Alfaia/Bombo: Rope-tuned bass drums of varying sizes playing a mixture of complimenting, powerful rhythms.

Caixa/Tarol: Snare drum which often introduces the ensemble with a chamada (introduction).

Gonguê: a type of metal cowbell, can be handheld or several feet long on a rope harness.

Abê: also called ‘shekere’. A gourd shaker covered in brightly coloured plastic or ceramic beads.

Mineiro: a metal cylindrical shaker filled with metal shot or seeds for a sharp cutting sound.

Modern Day Maracatu:

Today there are still many Maracatu Nações playing in Recife and Olinda, the oldest of which being Maracatu Nação Elefante founded in 1800. Other groups include Maracatu Nação Estrela Brilhante de Igarassu (1824), Maracatu Nação Leão Coroado (1863), Maracatu Nação Estrela Brilhante do Recife (founded by former slaves in 1906), Maracatu Nação Cambinda Estrela and Maracatu Nação Almirante do Forte (both founded in 1935), and more recently Maracatu Nação Encanto da Alegria (1998).

In the 1990s artists such as ‘Chico Science & Nação Zumbi’ and ‘Mundo Livre S/A’ fronted a movement where traditional Brazilian rhythms such as Maracatu, Forró, Côco and Baião were mixed with modern styles such as dub, reggae and rock to create Manguebeat.
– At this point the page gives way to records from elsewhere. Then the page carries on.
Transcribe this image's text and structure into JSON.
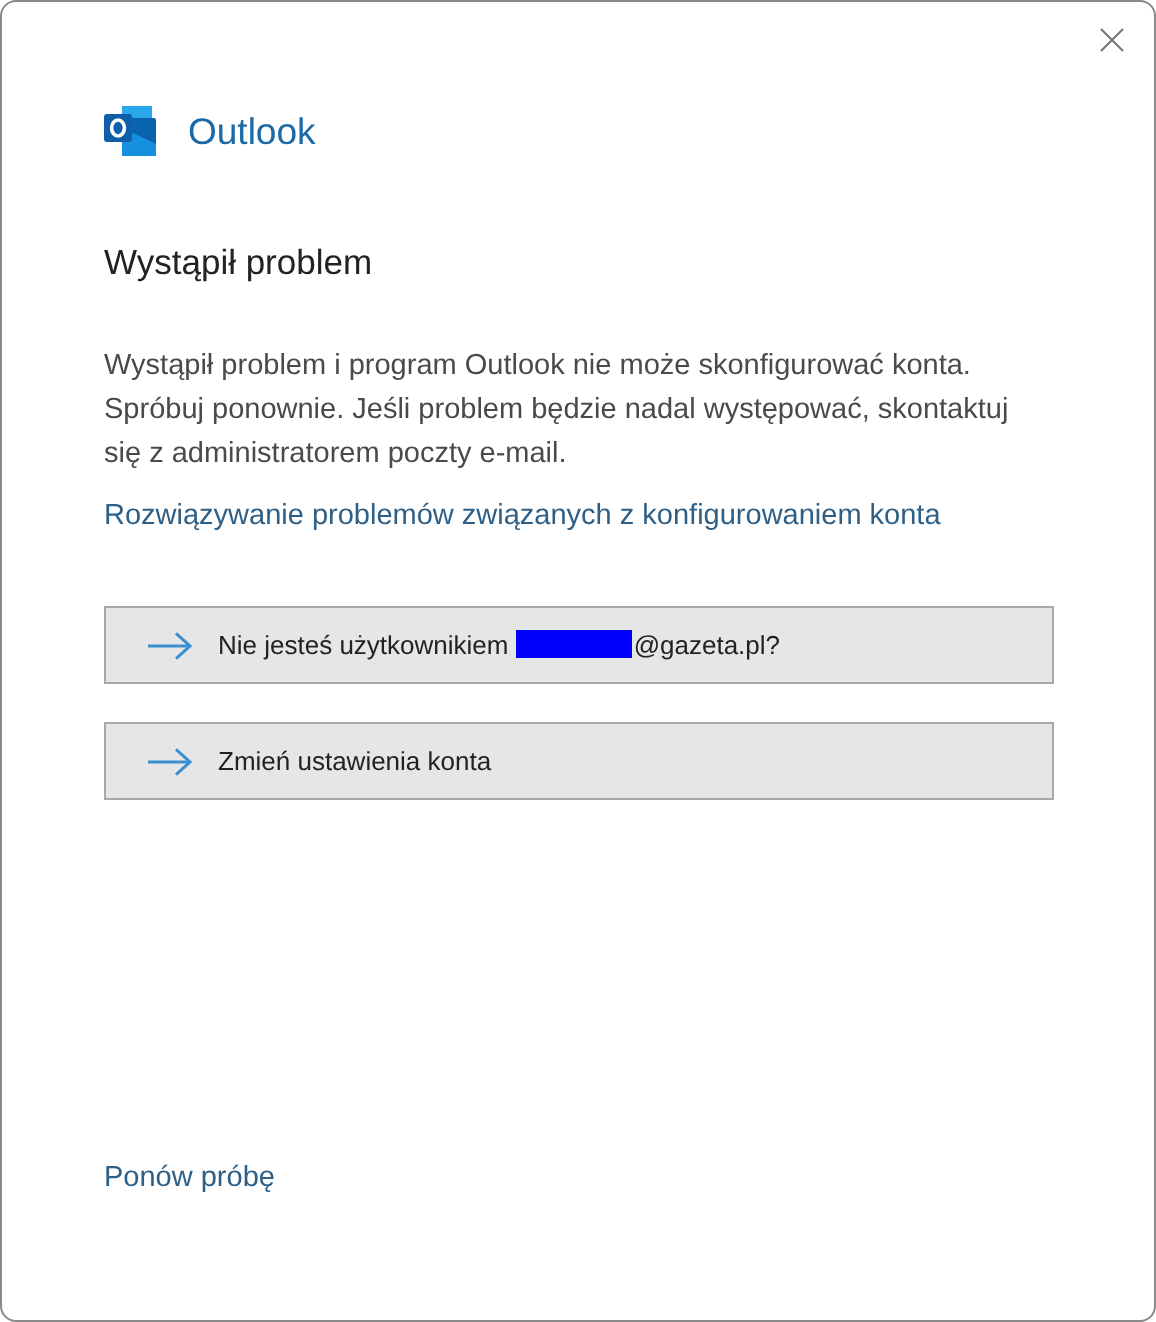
{
  "app": {
    "name": "Outlook"
  },
  "heading": "Wystąpił problem",
  "message": "Wystąpił problem i program Outlook nie może skonfigurować konta. Spróbuj ponownie. Jeśli problem będzie nadal występować, skontaktuj się z administratorem poczty e-mail.",
  "help_link": "Rozwiązywanie problemów związanych z konfigurowaniem konta",
  "actions": [
    {
      "kind": "redacted",
      "before": "Nie jesteś użytkownikiem",
      "after": "@gazeta.pl?"
    },
    {
      "kind": "plain",
      "label": "Zmień ustawienia konta"
    }
  ],
  "retry_link": "Ponów próbę"
}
Maracatu continues to evolve today, with a number of modern percussion and rock groups using the traditional instruments to create a fresh modern sound. Nação Pernambuco‘s incredible efforts since 1989 to promote Pernambucan culture to a wider audience through stage and street performance has helped to spread the word about both percussion and dance, and has led new generations to follow and respect theit homeland’s traditions and heritage.